##### Input data

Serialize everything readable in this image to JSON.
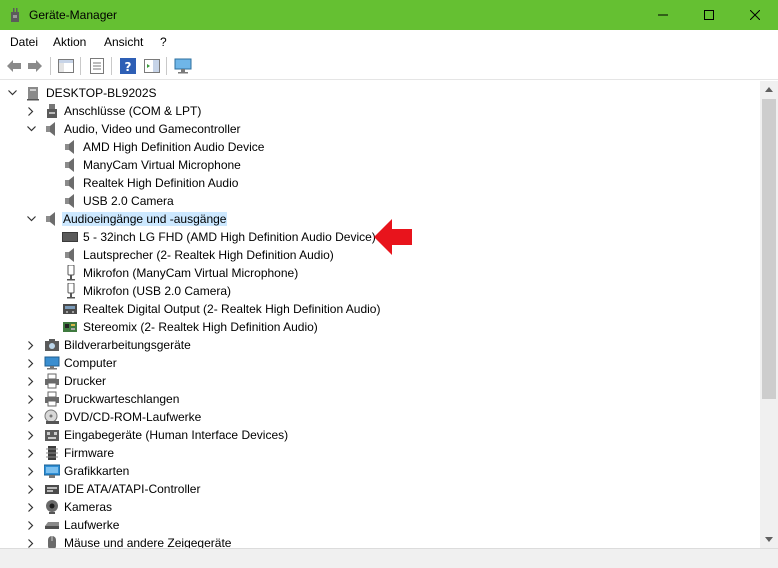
{
  "window": {
    "title": "Geräte-Manager"
  },
  "menu": {
    "items": [
      "Datei",
      "Aktion",
      "Ansicht",
      "?"
    ]
  },
  "tree": {
    "root": "DESKTOP-BL9202S",
    "nodes": [
      {
        "label": "Anschlüsse (COM & LPT)",
        "icon": "port-icon"
      },
      {
        "label": "Audio, Video und Gamecontroller",
        "icon": "speaker-icon",
        "expanded": true
      },
      {
        "label": "AMD High Definition Audio Device",
        "icon": "speaker-icon"
      },
      {
        "label": "ManyCam Virtual Microphone",
        "icon": "speaker-icon"
      },
      {
        "label": "Realtek High Definition Audio",
        "icon": "speaker-icon"
      },
      {
        "label": "USB 2.0 Camera",
        "icon": "speaker-icon"
      },
      {
        "label": "Audioeingänge und -ausgänge",
        "icon": "speaker-icon",
        "expanded": true,
        "selected": true
      },
      {
        "label": "5 - 32inch LG FHD (AMD High Definition Audio Device)",
        "icon": "monitor-icon"
      },
      {
        "label": "Lautsprecher (2- Realtek High Definition Audio)",
        "icon": "speaker-icon"
      },
      {
        "label": "Mikrofon (ManyCam Virtual Microphone)",
        "icon": "microphone-icon"
      },
      {
        "label": "Mikrofon (USB 2.0 Camera)",
        "icon": "microphone-icon"
      },
      {
        "label": "Realtek Digital Output (2- Realtek High Definition Audio)",
        "icon": "digital-output-icon"
      },
      {
        "label": "Stereomix (2- Realtek High Definition Audio)",
        "icon": "circuit-board-icon"
      },
      {
        "label": "Bildverarbeitungsgeräte",
        "icon": "camera-icon"
      },
      {
        "label": "Computer",
        "icon": "computer-icon"
      },
      {
        "label": "Drucker",
        "icon": "printer-icon"
      },
      {
        "label": "Druckwarteschlangen",
        "icon": "printer-icon"
      },
      {
        "label": "DVD/CD-ROM-Laufwerke",
        "icon": "disc-drive-icon"
      },
      {
        "label": "Eingabegeräte (Human Interface Devices)",
        "icon": "hid-icon"
      },
      {
        "label": "Firmware",
        "icon": "chip-icon"
      },
      {
        "label": "Grafikkarten",
        "icon": "display-adapter-icon"
      },
      {
        "label": "IDE ATA/ATAPI-Controller",
        "icon": "ide-controller-icon"
      },
      {
        "label": "Kameras",
        "icon": "webcam-icon"
      },
      {
        "label": "Laufwerke",
        "icon": "drive-icon"
      },
      {
        "label": "Mäuse und andere Zeigegeräte",
        "icon": "mouse-icon"
      }
    ]
  },
  "colors": {
    "titlebar": "#65c032",
    "selection": "#cce8ff",
    "arrow": "#e8141c"
  }
}
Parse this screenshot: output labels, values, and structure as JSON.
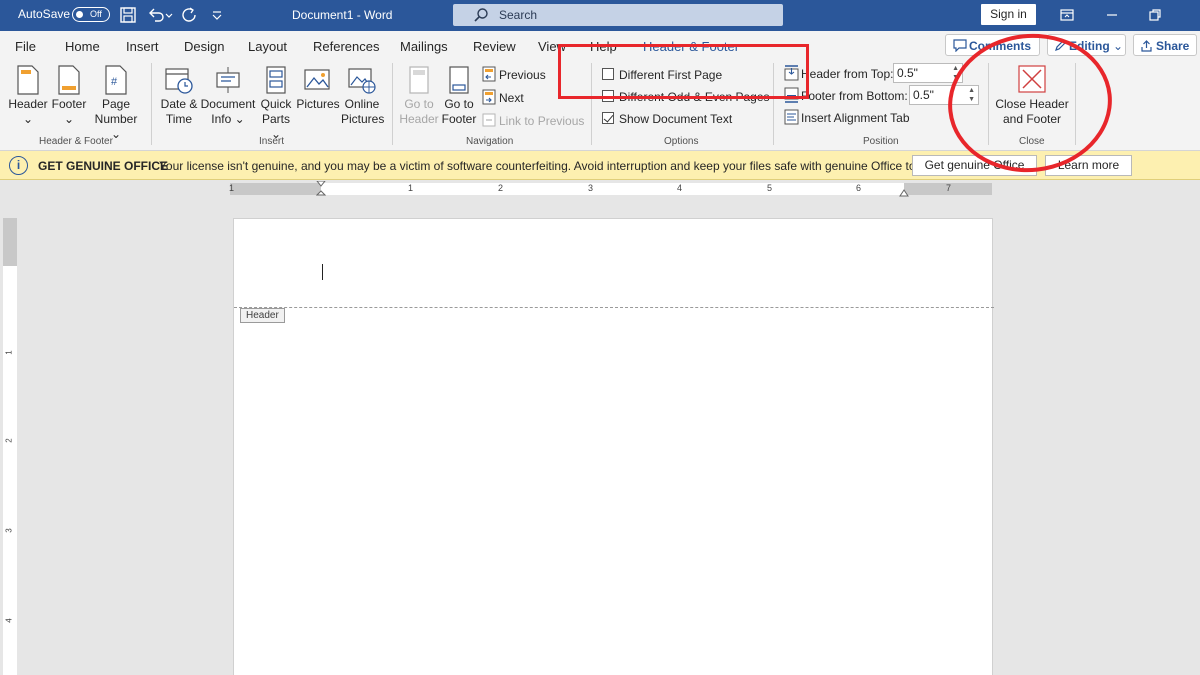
{
  "titlebar": {
    "autosave_label": "AutoSave",
    "autosave_state": "Off",
    "document_title": "Document1  -  Word",
    "search_placeholder": "Search",
    "sign_in": "Sign in"
  },
  "tabs": [
    {
      "label": "File"
    },
    {
      "label": "Home"
    },
    {
      "label": "Insert"
    },
    {
      "label": "Design"
    },
    {
      "label": "Layout"
    },
    {
      "label": "References"
    },
    {
      "label": "Mailings"
    },
    {
      "label": "Review"
    },
    {
      "label": "View"
    },
    {
      "label": "Help"
    },
    {
      "label": "Header & Footer"
    }
  ],
  "tab_actions": {
    "comments": "Comments",
    "editing": "Editing",
    "share": "Share"
  },
  "ribbon": {
    "header_footer": {
      "header_l1": "Header",
      "header_l2": "⌄",
      "footer_l1": "Footer",
      "footer_l2": "⌄",
      "pagenum_l1": "Page",
      "pagenum_l2": "Number ⌄",
      "group": "Header & Footer"
    },
    "insert": {
      "datetime_l1": "Date &",
      "datetime_l2": "Time",
      "docinfo_l1": "Document",
      "docinfo_l2": "Info ⌄",
      "quickparts_l1": "Quick",
      "quickparts_l2": "Parts ⌄",
      "pictures": "Pictures",
      "online_l1": "Online",
      "online_l2": "Pictures",
      "group": "Insert"
    },
    "navigation": {
      "goto_header_l1": "Go to",
      "goto_header_l2": "Header",
      "goto_footer_l1": "Go to",
      "goto_footer_l2": "Footer",
      "previous": "Previous",
      "next": "Next",
      "link_previous": "Link to Previous",
      "group": "Navigation"
    },
    "options": {
      "different_first": "Different First Page",
      "different_odd_even": "Different Odd & Even Pages",
      "show_doc_text": "Show Document Text",
      "group": "Options"
    },
    "position": {
      "header_top_label": "Header from Top:",
      "header_top_value": "0.5\"",
      "footer_bottom_label": "Footer from Bottom:",
      "footer_bottom_value": "0.5\"",
      "alignment_tab": "Insert Alignment Tab",
      "group": "Position"
    },
    "close": {
      "close_l1": "Close Header",
      "close_l2": "and Footer",
      "group": "Close"
    }
  },
  "infobar": {
    "title": "GET GENUINE OFFICE",
    "message": "Your license isn't genuine, and you may be a victim of software counterfeiting. Avoid interruption and keep your files safe with genuine Office today.",
    "get_genuine": "Get genuine Office",
    "learn_more": "Learn more"
  },
  "ruler": {
    "h_numbers": [
      "1",
      "1",
      "2",
      "3",
      "4",
      "5",
      "6",
      "7"
    ],
    "v_numbers": [
      "1",
      "2",
      "3",
      "4"
    ]
  },
  "document": {
    "header_tag": "Header"
  },
  "colors": {
    "word_blue": "#2b579a",
    "annotation_red": "#e8262b",
    "infobar_yellow": "#fdf0b0"
  }
}
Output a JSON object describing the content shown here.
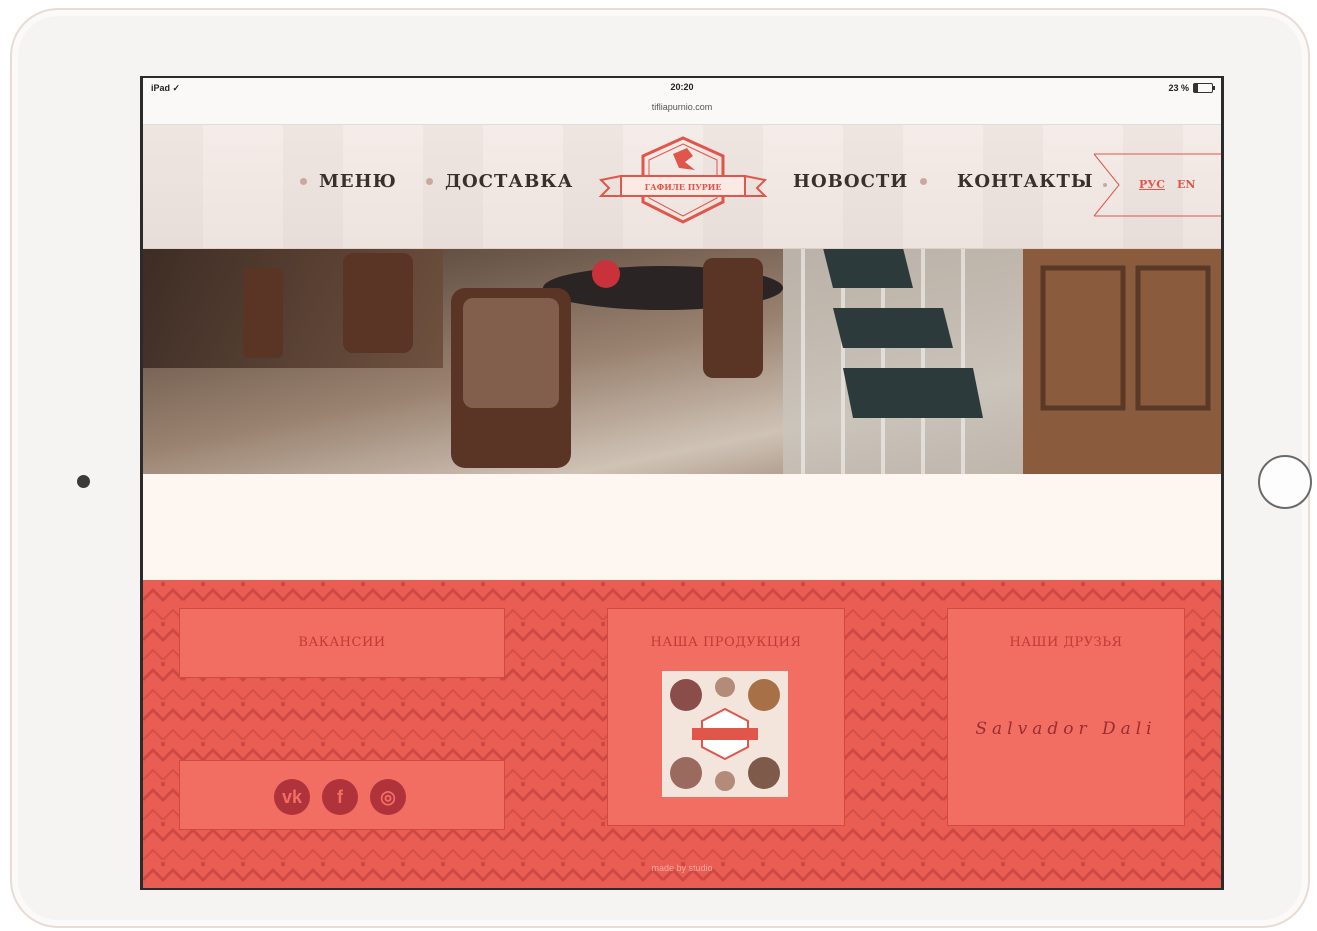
{
  "status_bar": {
    "carrier": "iPad ✓",
    "time": "20:20",
    "url": "tifliapurnio.com",
    "battery": "23 %"
  },
  "nav": {
    "menu": "МЕНЮ",
    "delivery": "ДОСТАВКА",
    "news": "НОВОСТИ",
    "contacts": "КОНТАКТЫ",
    "logo_text": "ГАФИЛЕ ПУРИЕ"
  },
  "lang": {
    "ru": "РУС",
    "en": "EN"
  },
  "footer": {
    "vacancies": "ВАКАНСИИ",
    "products": "НАША ПРОДУКЦИЯ",
    "friends": "НАШИ ДРУЗЬЯ",
    "partner": "Salvador Dali",
    "social": [
      {
        "label": "vk"
      },
      {
        "label": "f"
      },
      {
        "label": "◎"
      }
    ],
    "made_by": "made by studio"
  },
  "colors": {
    "brand_red": "#e95d52",
    "dark_red": "#b0323a"
  }
}
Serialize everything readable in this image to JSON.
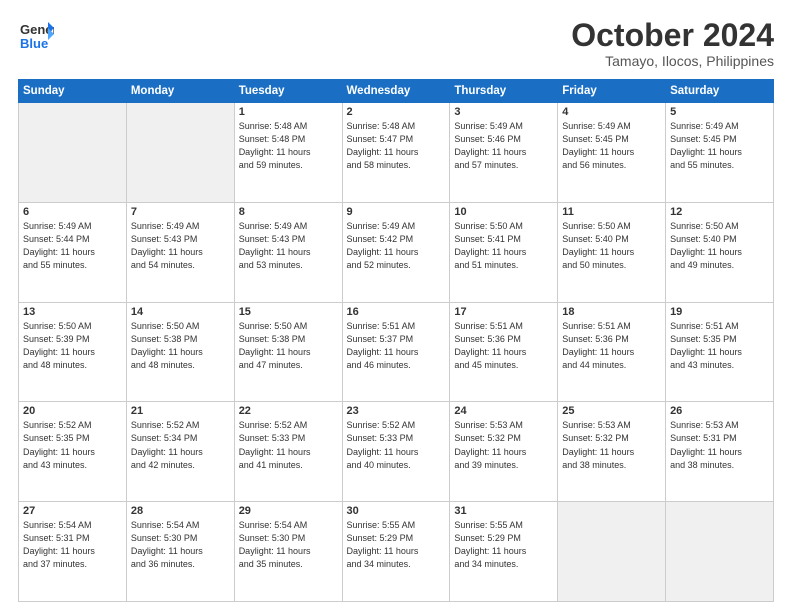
{
  "header": {
    "logo_line1": "General",
    "logo_line2": "Blue",
    "month": "October 2024",
    "location": "Tamayo, Ilocos, Philippines"
  },
  "weekdays": [
    "Sunday",
    "Monday",
    "Tuesday",
    "Wednesday",
    "Thursday",
    "Friday",
    "Saturday"
  ],
  "weeks": [
    [
      {
        "day": "",
        "empty": true
      },
      {
        "day": "",
        "empty": true
      },
      {
        "day": "1",
        "lines": [
          "Sunrise: 5:48 AM",
          "Sunset: 5:48 PM",
          "Daylight: 11 hours",
          "and 59 minutes."
        ]
      },
      {
        "day": "2",
        "lines": [
          "Sunrise: 5:48 AM",
          "Sunset: 5:47 PM",
          "Daylight: 11 hours",
          "and 58 minutes."
        ]
      },
      {
        "day": "3",
        "lines": [
          "Sunrise: 5:49 AM",
          "Sunset: 5:46 PM",
          "Daylight: 11 hours",
          "and 57 minutes."
        ]
      },
      {
        "day": "4",
        "lines": [
          "Sunrise: 5:49 AM",
          "Sunset: 5:45 PM",
          "Daylight: 11 hours",
          "and 56 minutes."
        ]
      },
      {
        "day": "5",
        "lines": [
          "Sunrise: 5:49 AM",
          "Sunset: 5:45 PM",
          "Daylight: 11 hours",
          "and 55 minutes."
        ]
      }
    ],
    [
      {
        "day": "6",
        "lines": [
          "Sunrise: 5:49 AM",
          "Sunset: 5:44 PM",
          "Daylight: 11 hours",
          "and 55 minutes."
        ]
      },
      {
        "day": "7",
        "lines": [
          "Sunrise: 5:49 AM",
          "Sunset: 5:43 PM",
          "Daylight: 11 hours",
          "and 54 minutes."
        ]
      },
      {
        "day": "8",
        "lines": [
          "Sunrise: 5:49 AM",
          "Sunset: 5:43 PM",
          "Daylight: 11 hours",
          "and 53 minutes."
        ]
      },
      {
        "day": "9",
        "lines": [
          "Sunrise: 5:49 AM",
          "Sunset: 5:42 PM",
          "Daylight: 11 hours",
          "and 52 minutes."
        ]
      },
      {
        "day": "10",
        "lines": [
          "Sunrise: 5:50 AM",
          "Sunset: 5:41 PM",
          "Daylight: 11 hours",
          "and 51 minutes."
        ]
      },
      {
        "day": "11",
        "lines": [
          "Sunrise: 5:50 AM",
          "Sunset: 5:40 PM",
          "Daylight: 11 hours",
          "and 50 minutes."
        ]
      },
      {
        "day": "12",
        "lines": [
          "Sunrise: 5:50 AM",
          "Sunset: 5:40 PM",
          "Daylight: 11 hours",
          "and 49 minutes."
        ]
      }
    ],
    [
      {
        "day": "13",
        "lines": [
          "Sunrise: 5:50 AM",
          "Sunset: 5:39 PM",
          "Daylight: 11 hours",
          "and 48 minutes."
        ]
      },
      {
        "day": "14",
        "lines": [
          "Sunrise: 5:50 AM",
          "Sunset: 5:38 PM",
          "Daylight: 11 hours",
          "and 48 minutes."
        ]
      },
      {
        "day": "15",
        "lines": [
          "Sunrise: 5:50 AM",
          "Sunset: 5:38 PM",
          "Daylight: 11 hours",
          "and 47 minutes."
        ]
      },
      {
        "day": "16",
        "lines": [
          "Sunrise: 5:51 AM",
          "Sunset: 5:37 PM",
          "Daylight: 11 hours",
          "and 46 minutes."
        ]
      },
      {
        "day": "17",
        "lines": [
          "Sunrise: 5:51 AM",
          "Sunset: 5:36 PM",
          "Daylight: 11 hours",
          "and 45 minutes."
        ]
      },
      {
        "day": "18",
        "lines": [
          "Sunrise: 5:51 AM",
          "Sunset: 5:36 PM",
          "Daylight: 11 hours",
          "and 44 minutes."
        ]
      },
      {
        "day": "19",
        "lines": [
          "Sunrise: 5:51 AM",
          "Sunset: 5:35 PM",
          "Daylight: 11 hours",
          "and 43 minutes."
        ]
      }
    ],
    [
      {
        "day": "20",
        "lines": [
          "Sunrise: 5:52 AM",
          "Sunset: 5:35 PM",
          "Daylight: 11 hours",
          "and 43 minutes."
        ]
      },
      {
        "day": "21",
        "lines": [
          "Sunrise: 5:52 AM",
          "Sunset: 5:34 PM",
          "Daylight: 11 hours",
          "and 42 minutes."
        ]
      },
      {
        "day": "22",
        "lines": [
          "Sunrise: 5:52 AM",
          "Sunset: 5:33 PM",
          "Daylight: 11 hours",
          "and 41 minutes."
        ]
      },
      {
        "day": "23",
        "lines": [
          "Sunrise: 5:52 AM",
          "Sunset: 5:33 PM",
          "Daylight: 11 hours",
          "and 40 minutes."
        ]
      },
      {
        "day": "24",
        "lines": [
          "Sunrise: 5:53 AM",
          "Sunset: 5:32 PM",
          "Daylight: 11 hours",
          "and 39 minutes."
        ]
      },
      {
        "day": "25",
        "lines": [
          "Sunrise: 5:53 AM",
          "Sunset: 5:32 PM",
          "Daylight: 11 hours",
          "and 38 minutes."
        ]
      },
      {
        "day": "26",
        "lines": [
          "Sunrise: 5:53 AM",
          "Sunset: 5:31 PM",
          "Daylight: 11 hours",
          "and 38 minutes."
        ]
      }
    ],
    [
      {
        "day": "27",
        "lines": [
          "Sunrise: 5:54 AM",
          "Sunset: 5:31 PM",
          "Daylight: 11 hours",
          "and 37 minutes."
        ]
      },
      {
        "day": "28",
        "lines": [
          "Sunrise: 5:54 AM",
          "Sunset: 5:30 PM",
          "Daylight: 11 hours",
          "and 36 minutes."
        ]
      },
      {
        "day": "29",
        "lines": [
          "Sunrise: 5:54 AM",
          "Sunset: 5:30 PM",
          "Daylight: 11 hours",
          "and 35 minutes."
        ]
      },
      {
        "day": "30",
        "lines": [
          "Sunrise: 5:55 AM",
          "Sunset: 5:29 PM",
          "Daylight: 11 hours",
          "and 34 minutes."
        ]
      },
      {
        "day": "31",
        "lines": [
          "Sunrise: 5:55 AM",
          "Sunset: 5:29 PM",
          "Daylight: 11 hours",
          "and 34 minutes."
        ]
      },
      {
        "day": "",
        "empty": true
      },
      {
        "day": "",
        "empty": true
      }
    ]
  ]
}
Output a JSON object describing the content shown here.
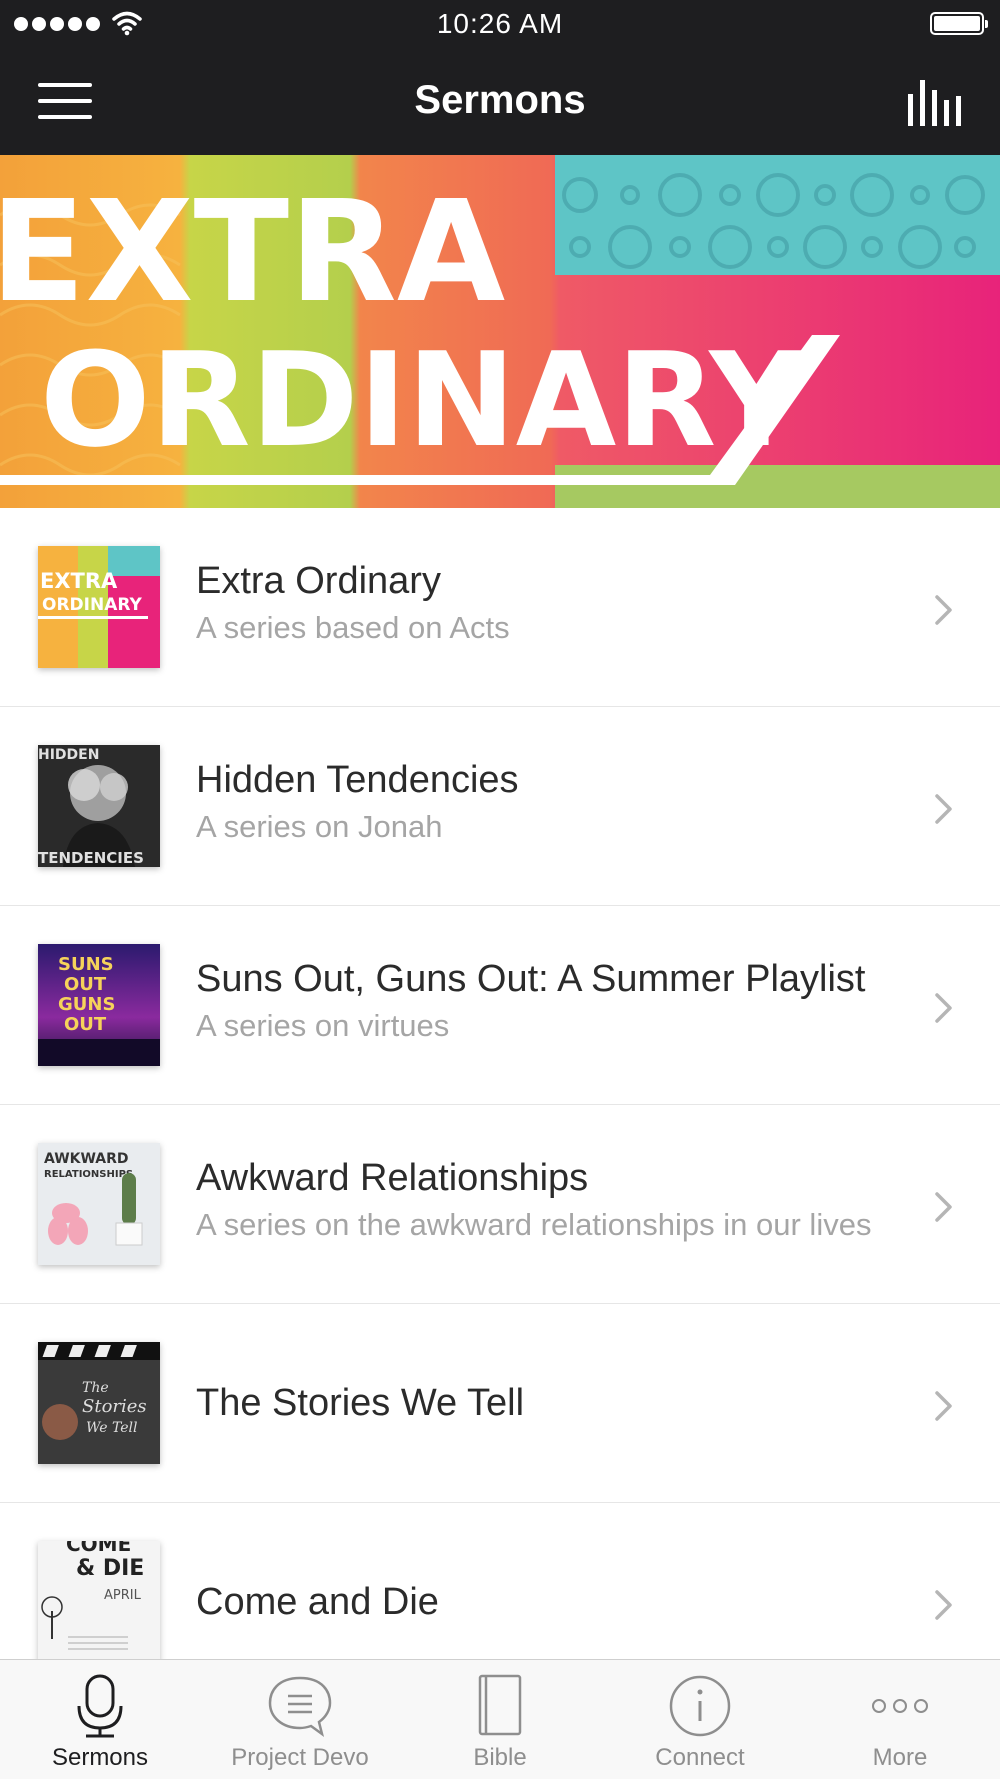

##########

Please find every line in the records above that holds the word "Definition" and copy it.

        "label": "AMD High Definition Audio Device",
        "label": "Realtek High Definition Audio",
        "label": "5 - 32inch LG FHD (AMD High Definition Audio Device)",
        "label": "Lautsprecher (2- Realtek High Definition Audio)",
        "label": "Realtek Digital Output (2- Realtek High Definition Audio)",
        "label": "Stereomix (2- Realtek High Definition Audio)",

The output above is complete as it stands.